The new campus is to be located on Grand Canal Quay, where College already own an area of land. The site is close to the offices of several multinational tech companies in the area of Dublin referred to as the Silicon Docks.
The development of the new campus is to make up part of the formation of a “Grand Canal Innovation District” in the area, which will aim to encourage interaction between Irish and multinational companies, academic researchers from both Irish and international universities, venture capitalists, and start-ups.
The district will be developed over a 10-year time span and it is estimated will cost around £1 billion, the majority of which is to be provided by developers, Trinity, and philanthropic and corporate grants and donations.
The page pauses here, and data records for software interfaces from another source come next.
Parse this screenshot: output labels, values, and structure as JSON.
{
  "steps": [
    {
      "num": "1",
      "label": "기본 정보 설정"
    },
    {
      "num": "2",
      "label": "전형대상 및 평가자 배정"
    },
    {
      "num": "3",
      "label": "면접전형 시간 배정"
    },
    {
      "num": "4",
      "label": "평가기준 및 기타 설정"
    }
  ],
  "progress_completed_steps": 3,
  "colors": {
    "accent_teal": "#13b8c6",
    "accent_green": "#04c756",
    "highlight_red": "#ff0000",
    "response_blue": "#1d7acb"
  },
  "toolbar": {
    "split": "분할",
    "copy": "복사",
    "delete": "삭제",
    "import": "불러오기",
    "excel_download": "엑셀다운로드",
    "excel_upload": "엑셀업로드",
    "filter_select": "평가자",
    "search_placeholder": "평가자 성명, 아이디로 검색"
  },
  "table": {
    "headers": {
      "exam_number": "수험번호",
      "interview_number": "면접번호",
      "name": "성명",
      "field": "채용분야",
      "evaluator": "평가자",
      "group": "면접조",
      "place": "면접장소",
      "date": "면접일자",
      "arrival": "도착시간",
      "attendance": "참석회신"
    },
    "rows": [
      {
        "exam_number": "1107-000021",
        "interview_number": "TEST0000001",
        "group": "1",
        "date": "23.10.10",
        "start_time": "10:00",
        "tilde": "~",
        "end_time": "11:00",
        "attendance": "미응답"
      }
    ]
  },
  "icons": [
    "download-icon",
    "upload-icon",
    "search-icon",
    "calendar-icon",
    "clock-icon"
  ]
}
However, Trinity hopes to see the opening of an innovation hub in the area as early as 2020, which it says will provide space for early stage start-ups, research active corporates, and a dedicated programme of activities for people who live in the local community.
Welcoming the announcement today from the government of €150 million to go towards the project, Provost Patrick Prendergast said that public funding was crucial to unlock investment and support from the private sector.
He stated that “Ireland’s ability to continue to attract investment and grow its own successful global businesses is intrinsically linked to the amount of research and innovation originating from within the country. We have seen from other cities around the globe that innovation districts help to raise the amount of research undertaken in a country and that research universities are the key determining factor in ensuring that research and innovation is nurtured and fostered.”
The provost added that Trinity’s new campus “will be dedicated to ensuring the success of the district” and will become “a focal point” for the new district, “creating a space where other universities, start-ups, funders and established businesses can come together to drive innovation”.
Dr Diarmuid O’Brien, Chief Innovation and Enterprise Officer at Trinity, compared the Grand Canal Innovation District to other dedicated innovation hubs around Europe, stating that it will “change Ireland’s story just as Station F has transformed the international view of Paris as a location for start-ups or the Crick Institute has established London as the global leader in Life Sciences”.
Trinity have also suggested that establishing the district will help position Ireland for future investment in what they describe as “an unsettled post-Brexit environment”.